Traffic has always been a contentious issue. Old New York’s elite would often insist that their carriage drivers trot too fast and motorists have been pushing the speed limit for as long as limits have been in place. During those early days, each pedestrian struck was newsworthy and each car crash was another reason for the walking public to stand up against this new-fangled four-wheel threat and its encroachment on the city’s public space. As car-ownership rates increased, public outcry transformed into organized advocacy for better vehicles, tighter regulations and safer streets. In 1927, the Death-o-Meter came to Brooklyn’s Grand Army Plaza. The tally-based sign was installed by the Brooklyn Safety Council, and made a direct correlation between vehicle speed and fatalities on the dangerous traffic circle. By the mid-1920s, organized vehicle-safety lobbies became a sizable threat to the automobile industry, pushing costly modifications to vehicle design such as turn indicators and speed governors. In response, the automobile industry formed its own organizations and began to produce its own research on what was necessary to improve traffic safety. The fight has raged on ever since.
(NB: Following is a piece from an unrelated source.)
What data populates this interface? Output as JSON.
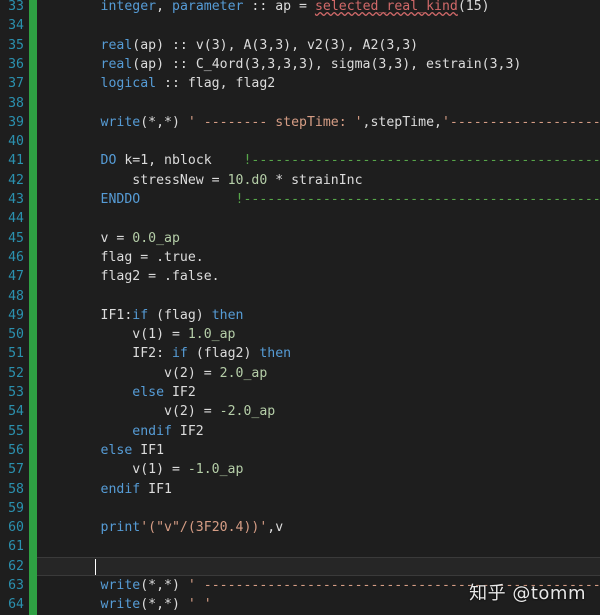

The latest round of the debate just reached New York City in earnest. While traffic engineers and livable streets advocates have long known that slower speeds save lives, now even the Bloomberg administration is catching up. The NYC DOT has recently started running TV ads to remind New Yorkers that the city’s default speed limit is 30mph. The agency has also announced that in 2011 it will begin a pilot program for a neighborhood 20mph speed zone. Though that’s a good start, it’s not enough to combat the city’s number one cause of traffic fatalities.
Despite seeming insignificant, the difference between 30mph and 20mph is statistically enormous. What the DOT’s ad campaign doesn’t say – but the agency knows − is that while a pedestrian struck by a car traveling at 30mph has an 80 percent chance of survival, at 20mph the survival rate jumps to 98 percent. T.A. believes that that the truly safe default urban traveling speed is 20mph. Public space is our playground and in New York the streets and sidewalks are where we get together, socialize, smile and live our lives. A pilot program and an education campaign are sensible opening salvos, but heavier artillery is in order if the City wishes to win the deadly war waged each day on its streets.
As the city searches for an acceptable balance between mobility and safety, speed limits and their enforcement will ultimately set the pace that determines the quality of New York street life. In a city that values alacrity, we’ll be continuing the battle and taking up the rhetoric of centuries of safe-street campaigners. They knew just as well as we do that trading human life for the movement of traffic isn’t just immoral but anathema to everything that makes a city great. Our advocacy forebearers were well aware that urban life is best experienced at a trot.